“I have known Dan Bonnell for over 25 years as both a director and a friend,” says Barr. “When I was chairman of the UC Riverside Theatre Department, Dan directed a number of shows for us and he always raised the level of our students’ work and of our productions. Our students loved Dan.”

Fountain Theatre co-artistic director Stephen Sachs is also a longtime friend of Bonnell. “Dan is a warm-hearted human being and a respected member of our L.A. theater community,” Sachs states. “I offer the Fountain as a way to use theater as an instrument for healing and raising awareness. This night will bring L.A. theater artists and friends of Dan together to show Dan and his family that they are supported.”

A stroke impacts more than the patient. It affects the entire family. Proceeds from the one-night performance will benefit Bonnell and his family as they face mounting medical expenses. A silent auction is also planned to raise additional assistance.

PIECE OF MY MIND 4

Eric Barr, “A Piece of My Mind” 

As a stroke survivor, Barr knows the struggle Dan is experiencing. Visiting his friend was a sobering reminder. “When we arrived at the nursing facility, Dan was barely conscious,” remembers Barr. “Sitting next to him, I was suddenly flooded with distant memories of my own experience. I knew what it felt like to be trapped in bed, trapped in an unresponsive body. I could feel it all over again.”

After his stroke, Barr feared his life was over. Instead, his one-man show demonstrates he has a new future. Barr now performs his solo play to enthusiastic audiences around the country.

“On stage, I feel completely healthy. I feel more like myself than anywhere else.”

Eric Barr taught acting and directing at University of California, Riverside from 1975 until 2013 and is now a UCR Professor Emeritus of theater. He has directed over 100 productions and was the founding director of the UCR Palm Desert MFA program in Creative Writing and Writing for the Performing Arts.

Dan Bonnell is an award-winning director whose work has been seen in Los Angeles at the Falcon Theatre, Colony Theatre, Pacific Resident Theatre, Matrix Theatre, Open Fist, Theatre of NOTE, The MET, Boston Court, Cornerstone, [Inside] the Ford, ASK Theater Projects, Ensemble Studio Theatre/LA, Highways, Moving Arts, Nexus Theatre Company, Odyssey Theatre Ensemble and HBO Workspace.
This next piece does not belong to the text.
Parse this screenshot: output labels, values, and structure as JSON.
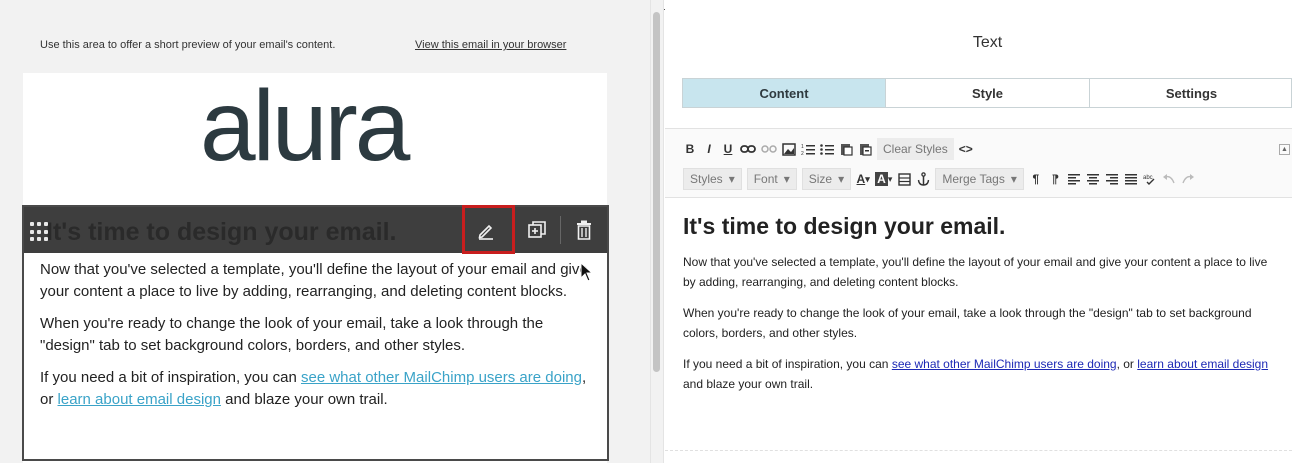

Dan is the recipient of directing awards from the Los Angeles Drama Critics Circle, LA Weekly and the NAACP as well as the GLAAD Media Award, and has been nominated for Theater Communications Group “Alan Schneider Award”
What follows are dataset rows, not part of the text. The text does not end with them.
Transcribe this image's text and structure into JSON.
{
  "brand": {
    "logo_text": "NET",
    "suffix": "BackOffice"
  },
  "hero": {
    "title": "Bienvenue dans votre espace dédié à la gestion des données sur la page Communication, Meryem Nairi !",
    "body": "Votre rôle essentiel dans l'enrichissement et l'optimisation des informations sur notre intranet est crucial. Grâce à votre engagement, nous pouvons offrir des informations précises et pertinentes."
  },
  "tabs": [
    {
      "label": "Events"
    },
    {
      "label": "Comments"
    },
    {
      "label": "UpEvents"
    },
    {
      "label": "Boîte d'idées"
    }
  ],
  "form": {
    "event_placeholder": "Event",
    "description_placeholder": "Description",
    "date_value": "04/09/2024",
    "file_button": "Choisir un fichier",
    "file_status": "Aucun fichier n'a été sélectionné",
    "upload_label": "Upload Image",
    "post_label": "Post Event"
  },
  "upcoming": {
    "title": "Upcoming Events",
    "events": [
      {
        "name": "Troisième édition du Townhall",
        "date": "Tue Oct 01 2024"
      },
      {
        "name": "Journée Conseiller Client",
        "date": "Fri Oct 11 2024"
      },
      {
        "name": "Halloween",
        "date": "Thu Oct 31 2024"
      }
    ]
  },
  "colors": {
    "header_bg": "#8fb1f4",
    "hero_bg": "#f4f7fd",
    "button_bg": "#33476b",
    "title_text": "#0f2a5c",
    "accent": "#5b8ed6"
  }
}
A Piece of My Mind will be performed on Saturday, Dec. 16 at 8 p.m. Tickets are $50. All proceeds will benefit Dan Bonnell and family.  More Info/Get Tickets